The suggested fiscal surplus rule isn’t an ironclad protection (any more than a real-world inflation target in a Policy Targets Agreement is). There are uncertainties about the state of the cycle and how best to do the cyclical adjustment, and incentives to try to game what might be counted as an “extraordinary one-off”. That is why the fiscal numbers and Budget plans will always need scrutinising and challenging. But if followed, more or less, such a rule would be sufficient to see debt/GDP ratios typically falling in normal times, and to avoid things going badly wrong over a period of several decades. That is probably about as much as one can realistically hope for.
The focus would be on the first of those, the structural balance rule.
Part of the necessary scrutiny and challenge would be provided by that fiscal council the government consulted on last year, but about which nothing has been heard for months.
2 thoughts on “A useful but modest step forward on fiscal management”
Such budget responsibility commitments and debt level rules are simply virtue signaling. The proper tests are surely around the purposes of taxation (why tax and in what way?) and Government spending (why spend the money and for what purpose?).
In a country with no constitutional constrains and statutory freedom to pass any laws Government wants, fiscal restrictions of any kind are not only useless and able to be overturned, but may have an unintended outcome of restricting spending which adds value to the economy as much as they may restrict wasteful spending.
Money available to be spent by Government must be financed by taxation revenue, borrowing, or available money reserves. In a world of fiat currency and limited or no external borrowing by Govt, the only constraint on Government spending is that it leads to exceeding an “accepted” level of inflation.
If monetary policy is ineffective in increasing inflation to the “accepted” level, Government spending (financed by “borrowing” from the Reserve Bank at zero interest for an indefinite time), can be used to ensure the money supply is maintained at a sufficient level to maintain “full” resource use (employment). i.e. in recession times, if Banks don’t create money (or actually destroy it as people save and repay loans) using the Government to create money keeps the economy active. [Michael I think that this form of fiscal QE is the only answer to what plan or policy does the RB have to stimulate the economy when interest rates are at the lower bound (0) – i.e. it doesn’t have one. it just won’t say so].

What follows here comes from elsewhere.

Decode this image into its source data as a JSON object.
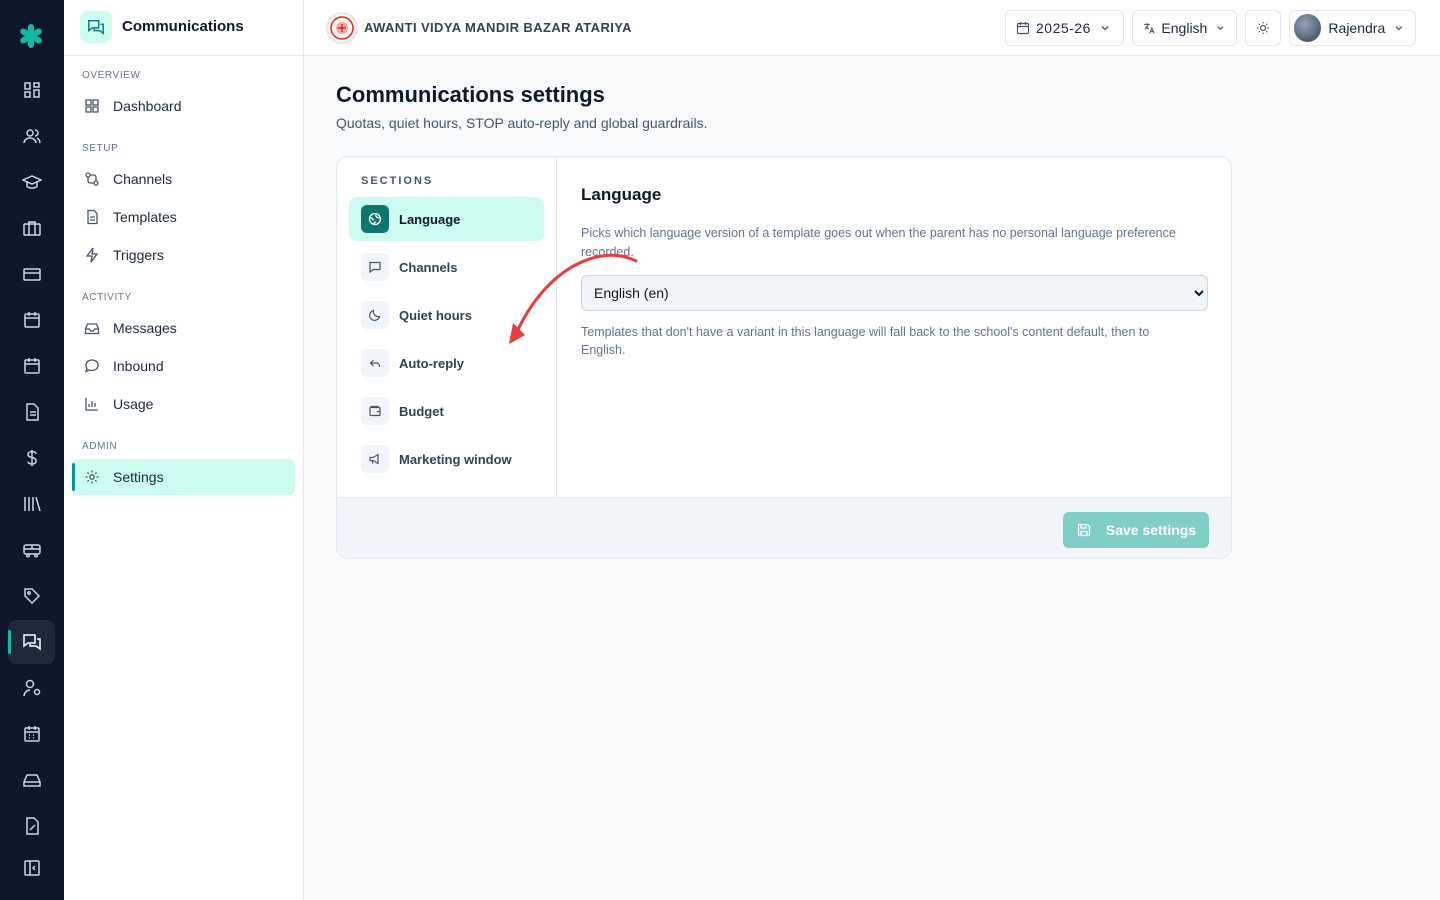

Our only overall concern should be that the spending by Government contributes to and encourages productive activity growth, so that the level of income per capita grows and people’s financial wellbeing (does anyone think this is not important to their emotional wellbeing?) improves. – otherwise we are going nowhere or backwards as you keep reminding us!
The message for me is to worry about better metrics to link Government spending to productivity and per capital income growth outcomes. Wellbeing metrics and debt limits are just a diversion.
It is not appropriate to refer to interest rates at zero bound when real residential Overdraft interest rates which most of our small businesses rely on is still closer to 5.85%. Commercial Overdraft interest rates are still around the 7% to 9% mark. No where close to zero bound interest rates.
Part of the reason is the still heavy handed use of macroprudential tools such as equity restricted LVR at 35% which limit bank credit to small businesses.